On January 24th, the Australian Therapeutic Goods Administration (TGA) released the response to its recent stakeholder consultation on biosimilar naming. The regulator sought input on whether or not it should use distinguishing suffixes for biologics and biosimilars to improve product identification and adverse event reporting. A suffix approach is currently supported by the World Health Organization, the U.S. FDA, and Health Canada. The TGA received 34 responses, which were divided on the merits of using distinguishing suffixes.
In a comment letter dated September 7th, ASBM responded, advocating for distinct naming of all biologics and biosimilars, and urging the TGA to adopt the World Health Organization’s Biological Qualifier (BQ) proposal.

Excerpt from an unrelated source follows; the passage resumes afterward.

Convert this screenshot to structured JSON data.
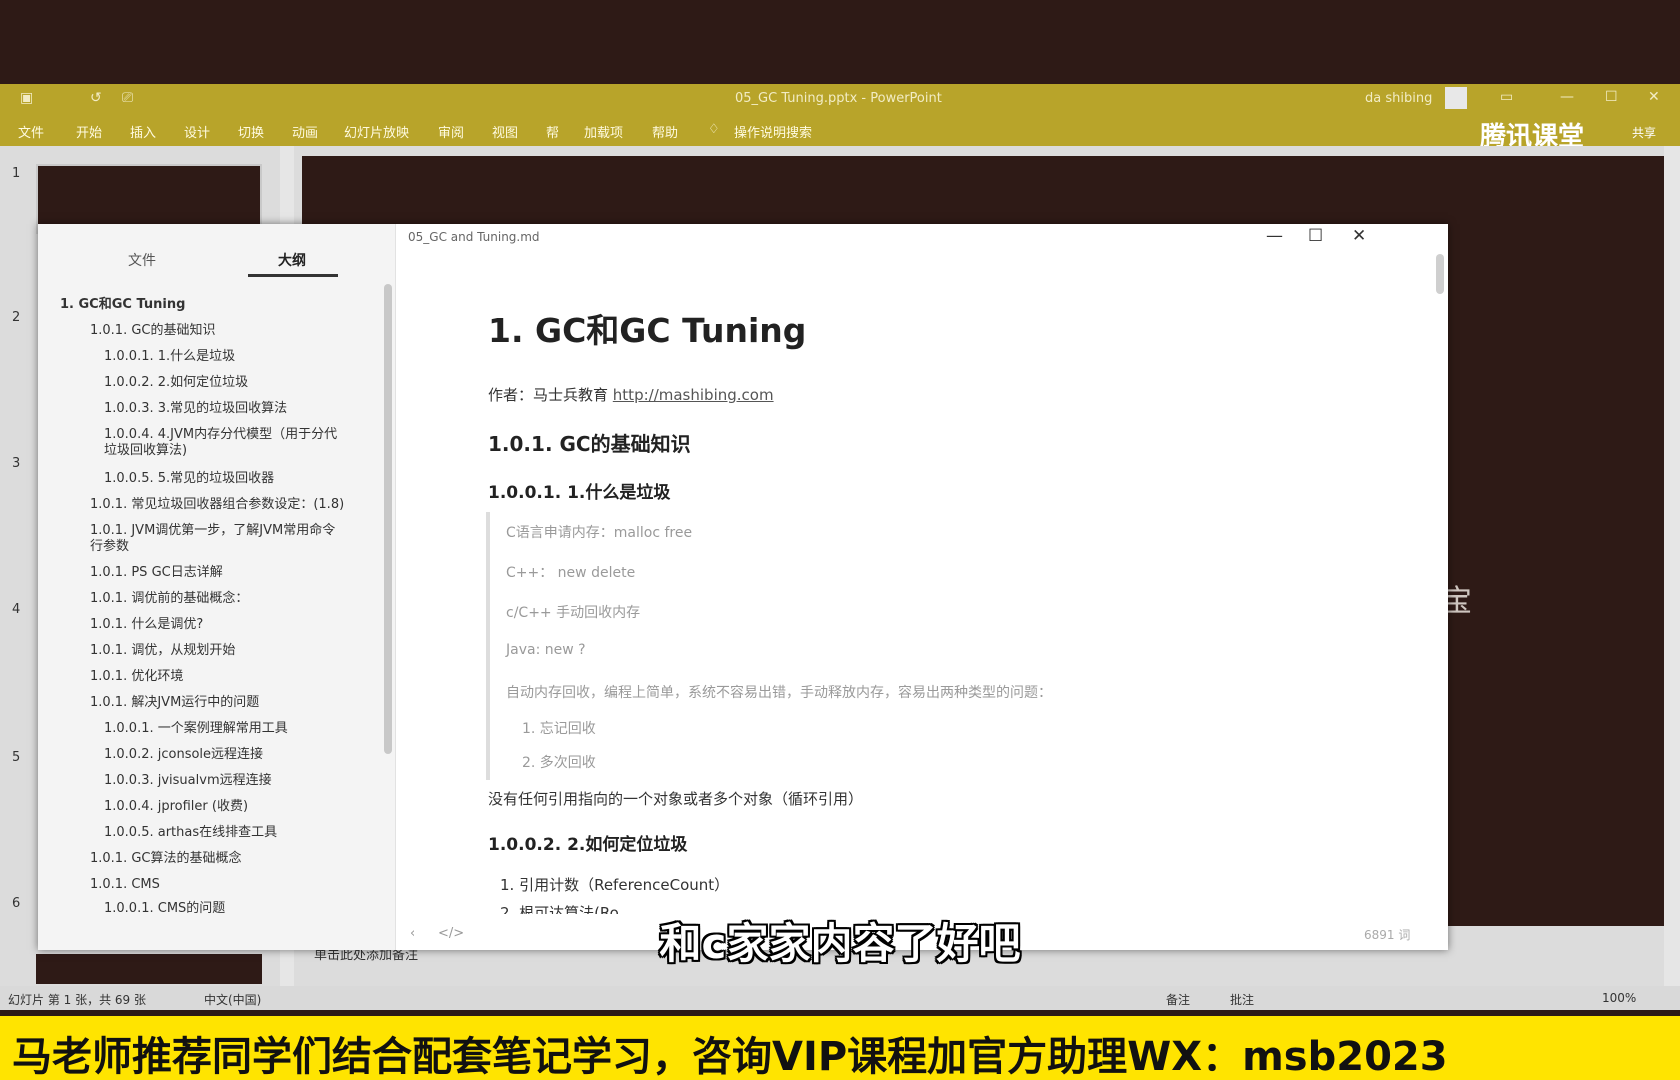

The distinct naming approach was also endorsed by Australian physician societies, patient advocacy organizations, and several biologic manufacturers.
Ultimately however, the TGA decided to continue to follow the approach used by the European Medicines Agency (using a biosimilar’s trade name in conjunction with a shared nonproprietary name) and work towards additional enhancements including the implementation of a machine-readable barcode on all biologics.
Read more about the TGA response here.